Scan the material for the string "name" and copy out every line in which it occurs.

Supplied data -
-- Opening Marker --
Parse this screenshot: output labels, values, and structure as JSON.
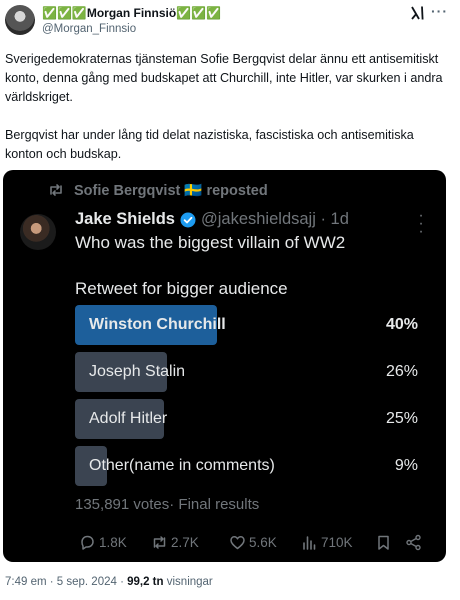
{
  "author": {
    "name": "✅✅✅Morgan Finnsiö✅✅✅",
    "handle": "@Morgan_Finnsio"
  },
  "tweet": {
    "paragraph1": "Sverigedemokraternas tjänsteman Sofie Bergqvist delar ännu ett antisemitiskt konto, denna gång med budskapet att Churchill, inte Hitler, var skurken i andra världskriget.",
    "paragraph2": "Bergqvist har under lång tid delat nazistiska, fascistiska och antisemitiska konton och budskap."
  },
  "quoted": {
    "repost_text": "Sofie Bergqvist 🇸🇪 reposted",
    "name": "Jake Shields",
    "handle_time": "@jakeshieldsajj · 1d",
    "question": "Who was the biggest villain of WW2",
    "subtext": "Retweet for bigger audience",
    "poll": [
      {
        "label": "Winston Churchill",
        "percent_text": "40%",
        "percent": 40,
        "winner": true
      },
      {
        "label": "Joseph Stalin",
        "percent_text": "26%",
        "percent": 26,
        "winner": false
      },
      {
        "label": "Adolf Hitler",
        "percent_text": "25%",
        "percent": 25,
        "winner": false
      },
      {
        "label": "Other(name in comments)",
        "percent_text": "9%",
        "percent": 9,
        "winner": false
      }
    ],
    "poll_footer": "135,891 votes· Final results",
    "actions": {
      "replies": "1.8K",
      "reposts": "2.7K",
      "likes": "5.6K",
      "views": "710K"
    }
  },
  "meta": {
    "time": "7:49 em · 5 sep. 2024 · ",
    "views_count": "99,2 tn",
    "views_label": " visningar"
  },
  "colors": {
    "winner_bar": "#1d5f9b",
    "other_bar": "#3b4451",
    "verified": "#1d9bf0"
  },
  "icons": [
    "grok-icon",
    "more-icon",
    "repost-icon",
    "verified-icon",
    "reply-icon",
    "like-icon",
    "views-icon",
    "bookmark-icon",
    "share-icon"
  ]
}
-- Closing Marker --
Solution -
    "name": "✅✅✅Morgan Finnsiö✅✅✅",
    "name": "Jake Shields",
        "label": "Other(name in comments)",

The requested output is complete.